Donald Trump Wants His Name To Be Disremembered
Entrepreneur, realty show icon and presidential candidate, Donald Trump, usually wants everyone to know his name. But there’s an exception to every rule. Trump Entertainment Resorts Inc. filed for Chapter 11 bankruptcy protection on September 9, 2014. Trump Entertainment has a license from Trump’s licensing company to use Trump’s trademarks. Prior to the bankruptcy, Trump’s licensing company had filed suit to revoke the license because the alleged mismanagement of the Trump Entertainment’s casinos were reducing the value of the Trump trademarks. Trump’s licensing company asked the bankruptcy court to lift the automatic stay to allow it to proceed with the lawsuit. The parties eventually settled. The debtors were allowed to keep using Trump’s name on one of the casinos.
TAKE AWAY: This item is rich with take aways. First, this is a good example of the protections an intellectual property holding company can give the savvy business owner. By having the holding company own the trademarks and then license them out, the trademarks aren’t assets of a bankruptcy estate or vulnerable to execution to satisfy a judgment. Second, the licensing company was able to use quality control as a basis for cancelling its license due to the poor quality of the licensee’s business. Third, the licensing company can continue to license to others without fear that the value of the license will be compromised by a company that’s circling the drain. This last point doesn’t come up directly in this news item but it’s worth bringing up. Many intellectual property licenses identify the filing of a bankruptcy or bad financial condition as an event of default. These default events are unenforceable in bankruptcy.
CONSUMERS CAN’T CONFUSE A FICTIONAL PRODUCT WITH A REAL ONE
The Seventh Circuit Court of Appeals affirmed the dismissal of a trademark infringement suit brought by Fortes Grand Corporation against Warner Brothers. Fortres Grand alleged that the hacking software in the Batman movie, “The Dark Knight Rises” described as ‘clean slate’ caused customer confusion with its trademark “Clean Slate” for its security program. The real problem here is the assumption on Fortes Grand’s part that the consuming public can’t tell the difference between the description of a fictional software program and a real software program.
TAKE AWAY: Trademark infringement that causes customer confusion can devastate sales and reputation. But, when bringing suit, the realities of a situation should be part of the analysis. For instance, the use of a word in its descriptive sense is not automatically an infringement of a trademark that incorporates that descriptive mark. And a fictional software program is not likely to be confused with a real one.
BEASTIE BOYS SLAY MONSTER

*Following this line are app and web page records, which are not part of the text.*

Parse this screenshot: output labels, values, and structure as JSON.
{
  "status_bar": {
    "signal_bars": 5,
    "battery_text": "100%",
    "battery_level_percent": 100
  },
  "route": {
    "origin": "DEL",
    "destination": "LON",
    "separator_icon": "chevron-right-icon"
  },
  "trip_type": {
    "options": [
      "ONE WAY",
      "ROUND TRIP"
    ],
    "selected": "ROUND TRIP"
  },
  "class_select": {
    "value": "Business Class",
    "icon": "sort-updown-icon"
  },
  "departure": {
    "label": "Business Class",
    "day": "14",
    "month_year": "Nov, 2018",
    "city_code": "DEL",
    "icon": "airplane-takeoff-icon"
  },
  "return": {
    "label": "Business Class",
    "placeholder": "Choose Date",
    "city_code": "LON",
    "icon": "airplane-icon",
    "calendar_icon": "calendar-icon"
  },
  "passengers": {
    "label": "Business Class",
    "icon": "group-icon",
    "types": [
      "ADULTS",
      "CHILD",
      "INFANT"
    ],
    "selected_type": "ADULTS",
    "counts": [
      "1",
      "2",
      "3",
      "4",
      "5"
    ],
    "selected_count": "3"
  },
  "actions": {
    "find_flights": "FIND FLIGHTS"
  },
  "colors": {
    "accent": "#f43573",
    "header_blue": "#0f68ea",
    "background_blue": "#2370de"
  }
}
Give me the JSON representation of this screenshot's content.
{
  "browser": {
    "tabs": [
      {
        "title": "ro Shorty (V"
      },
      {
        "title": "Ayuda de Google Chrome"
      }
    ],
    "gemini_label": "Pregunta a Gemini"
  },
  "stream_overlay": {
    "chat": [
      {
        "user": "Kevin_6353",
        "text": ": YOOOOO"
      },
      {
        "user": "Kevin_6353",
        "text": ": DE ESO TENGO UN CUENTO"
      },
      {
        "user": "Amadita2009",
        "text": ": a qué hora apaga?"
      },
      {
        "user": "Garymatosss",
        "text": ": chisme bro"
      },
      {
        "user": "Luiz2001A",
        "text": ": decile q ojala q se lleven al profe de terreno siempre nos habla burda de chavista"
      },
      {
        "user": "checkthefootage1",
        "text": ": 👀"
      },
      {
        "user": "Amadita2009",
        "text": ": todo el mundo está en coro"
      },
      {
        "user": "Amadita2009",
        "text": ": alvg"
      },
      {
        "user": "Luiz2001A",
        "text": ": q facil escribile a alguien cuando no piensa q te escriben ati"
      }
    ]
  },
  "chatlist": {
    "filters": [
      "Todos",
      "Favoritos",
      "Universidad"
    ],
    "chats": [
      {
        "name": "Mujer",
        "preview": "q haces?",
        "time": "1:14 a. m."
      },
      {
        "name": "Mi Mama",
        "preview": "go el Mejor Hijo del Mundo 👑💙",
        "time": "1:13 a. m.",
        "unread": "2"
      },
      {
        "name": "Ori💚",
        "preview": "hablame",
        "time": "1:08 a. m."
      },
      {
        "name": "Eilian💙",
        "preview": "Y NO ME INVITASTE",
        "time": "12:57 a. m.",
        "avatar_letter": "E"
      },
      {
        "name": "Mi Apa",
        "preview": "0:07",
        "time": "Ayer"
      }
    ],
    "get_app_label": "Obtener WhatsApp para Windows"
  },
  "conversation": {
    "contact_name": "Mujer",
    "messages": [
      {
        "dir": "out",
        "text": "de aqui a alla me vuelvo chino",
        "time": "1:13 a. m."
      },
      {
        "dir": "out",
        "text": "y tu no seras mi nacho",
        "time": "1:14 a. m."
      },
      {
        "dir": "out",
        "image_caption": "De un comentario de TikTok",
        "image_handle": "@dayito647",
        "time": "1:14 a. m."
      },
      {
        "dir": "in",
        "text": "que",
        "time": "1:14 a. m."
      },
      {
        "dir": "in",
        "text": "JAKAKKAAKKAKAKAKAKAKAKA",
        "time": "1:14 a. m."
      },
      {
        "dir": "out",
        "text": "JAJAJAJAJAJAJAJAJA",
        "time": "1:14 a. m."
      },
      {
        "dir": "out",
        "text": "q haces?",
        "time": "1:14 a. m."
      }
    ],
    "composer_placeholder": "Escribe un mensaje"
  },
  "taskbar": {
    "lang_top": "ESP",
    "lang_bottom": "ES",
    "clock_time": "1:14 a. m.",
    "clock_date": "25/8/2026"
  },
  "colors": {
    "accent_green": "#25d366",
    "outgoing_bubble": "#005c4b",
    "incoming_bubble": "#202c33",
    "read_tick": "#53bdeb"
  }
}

No, this isn’t the title of the next superhero movie or video game. It’s a copyright and trademark case. Monster Energy Co. used portions of five Beastie Boys songs in a promotional video without permission. The employee who created the video testified that he had no background in music licensing. He admitted that no one at Monster tried to contact the Beastie Boys to get permission to use the songs. A jury returned a verdict against Monster for copyright infringement and trademark infringement. The court denied Monster’s motion to set aside the verdict in the amount of $1 million in actual damages and $1.2 million in statutory damages stating, “[a]s the Beastie Boys’ counsel noted in closing argument, Monster, at the time, did not perform any training of employees related to the use of copyrighted or trademarked content; it therefore left [the Monster employee] to his own devices in producing the video.”
TAKE AWAY: The operative question is: Would the outcome have been different if the employee had been properly trained to conduct due diligence and get licenses? Had the proper due diligence been done and permissions obtained, Monster would never have been sued in the first place. Best practices manuals can help. But nothing can substitute for holding training sessions that explain the law and the process for proper licensing. Any business that needs or wants to use someone else’s content, including photos, articles, blog entries, drawings, etc. should remember the lesson learned by Monster (hopefully). On an interesting side note, Monster is infamous for aggressively protecting its own trademark. It has probably filed more oppositions to trademark registrations than any other company.
To discuss how these issues apply to your company contact:
Beverly A. Berneman (312)696-1221, email@example.com